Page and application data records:
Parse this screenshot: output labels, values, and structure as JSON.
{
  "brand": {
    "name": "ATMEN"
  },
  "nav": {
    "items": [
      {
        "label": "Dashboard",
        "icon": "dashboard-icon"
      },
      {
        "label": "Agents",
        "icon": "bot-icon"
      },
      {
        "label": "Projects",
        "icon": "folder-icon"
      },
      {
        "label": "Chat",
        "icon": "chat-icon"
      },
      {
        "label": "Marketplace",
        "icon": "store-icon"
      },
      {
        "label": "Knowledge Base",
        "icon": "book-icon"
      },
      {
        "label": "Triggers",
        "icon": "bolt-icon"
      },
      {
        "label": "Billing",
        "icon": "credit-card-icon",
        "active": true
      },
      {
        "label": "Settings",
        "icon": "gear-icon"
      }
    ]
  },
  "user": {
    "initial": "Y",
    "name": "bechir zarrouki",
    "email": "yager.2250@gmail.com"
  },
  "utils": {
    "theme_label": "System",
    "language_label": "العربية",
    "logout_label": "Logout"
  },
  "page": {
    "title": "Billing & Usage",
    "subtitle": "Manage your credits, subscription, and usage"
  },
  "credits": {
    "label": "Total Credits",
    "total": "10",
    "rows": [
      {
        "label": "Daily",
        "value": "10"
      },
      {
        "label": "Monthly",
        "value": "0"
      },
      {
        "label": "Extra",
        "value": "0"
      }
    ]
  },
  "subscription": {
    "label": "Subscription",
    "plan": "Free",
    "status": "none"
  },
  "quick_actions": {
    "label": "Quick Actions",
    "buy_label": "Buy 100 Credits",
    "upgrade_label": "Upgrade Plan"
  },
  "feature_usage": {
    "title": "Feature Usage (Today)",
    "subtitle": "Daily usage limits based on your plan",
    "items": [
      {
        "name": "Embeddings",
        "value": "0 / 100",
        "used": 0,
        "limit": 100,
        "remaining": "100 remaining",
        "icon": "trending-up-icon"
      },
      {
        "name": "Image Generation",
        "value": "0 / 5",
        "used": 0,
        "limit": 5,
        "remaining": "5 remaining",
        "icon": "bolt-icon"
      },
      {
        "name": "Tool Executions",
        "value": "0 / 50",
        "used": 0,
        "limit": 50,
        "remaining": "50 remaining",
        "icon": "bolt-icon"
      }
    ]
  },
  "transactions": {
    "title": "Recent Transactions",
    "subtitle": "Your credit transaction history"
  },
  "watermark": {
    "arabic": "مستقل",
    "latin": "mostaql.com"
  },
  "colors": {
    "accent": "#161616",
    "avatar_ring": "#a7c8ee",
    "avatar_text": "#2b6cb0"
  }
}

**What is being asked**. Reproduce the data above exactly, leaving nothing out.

**Solution for this problem**.
Parse this screenshot: output labels, values, and structure as JSON.
{
  "brand": {
    "name": "ATMEN"
  },
  "nav": {
    "items": [
      {
        "label": "Dashboard",
        "icon": "dashboard-icon"
      },
      {
        "label": "Agents",
        "icon": "bot-icon"
      },
      {
        "label": "Projects",
        "icon": "folder-icon"
      },
      {
        "label": "Chat",
        "icon": "chat-icon"
      },
      {
        "label": "Marketplace",
        "icon": "store-icon"
      },
      {
        "label": "Knowledge Base",
        "icon": "book-icon"
      },
      {
        "label": "Triggers",
        "icon": "bolt-icon"
      },
      {
        "label": "Billing",
        "icon": "credit-card-icon",
        "active": true
      },
      {
        "label": "Settings",
        "icon": "gear-icon"
      }
    ]
  },
  "user": {
    "initial": "Y",
    "name": "bechir zarrouki",
    "email": "yager.2250@gmail.com"
  },
  "utils": {
    "theme_label": "System",
    "language_label": "العربية",
    "logout_label": "Logout"
  },
  "page": {
    "title": "Billing & Usage",
    "subtitle": "Manage your credits, subscription, and usage"
  },
  "credits": {
    "label": "Total Credits",
    "total": "10",
    "rows": [
      {
        "label": "Daily",
        "value": "10"
      },
      {
        "label": "Monthly",
        "value": "0"
      },
      {
        "label": "Extra",
        "value": "0"
      }
    ]
  },
  "subscription": {
    "label": "Subscription",
    "plan": "Free",
    "status": "none"
  },
  "quick_actions": {
    "label": "Quick Actions",
    "buy_label": "Buy 100 Credits",
    "upgrade_label": "Upgrade Plan"
  },
  "feature_usage": {
    "title": "Feature Usage (Today)",
    "subtitle": "Daily usage limits based on your plan",
    "items": [
      {
        "name": "Embeddings",
        "value": "0 / 100",
        "used": 0,
        "limit": 100,
        "remaining": "100 remaining",
        "icon": "trending-up-icon"
      },
      {
        "name": "Image Generation",
        "value": "0 / 5",
        "used": 0,
        "limit": 5,
        "remaining": "5 remaining",
        "icon": "bolt-icon"
      },
      {
        "name": "Tool Executions",
        "value": "0 / 50",
        "used": 0,
        "limit": 50,
        "remaining": "50 remaining",
        "icon": "bolt-icon"
      }
    ]
  },
  "transactions": {
    "title": "Recent Transactions",
    "subtitle": "Your credit transaction history"
  },
  "watermark": {
    "arabic": "مستقل",
    "latin": "mostaql.com"
  },
  "colors": {
    "accent": "#161616",
    "avatar_ring": "#a7c8ee",
    "avatar_text": "#2b6cb0"
  }
}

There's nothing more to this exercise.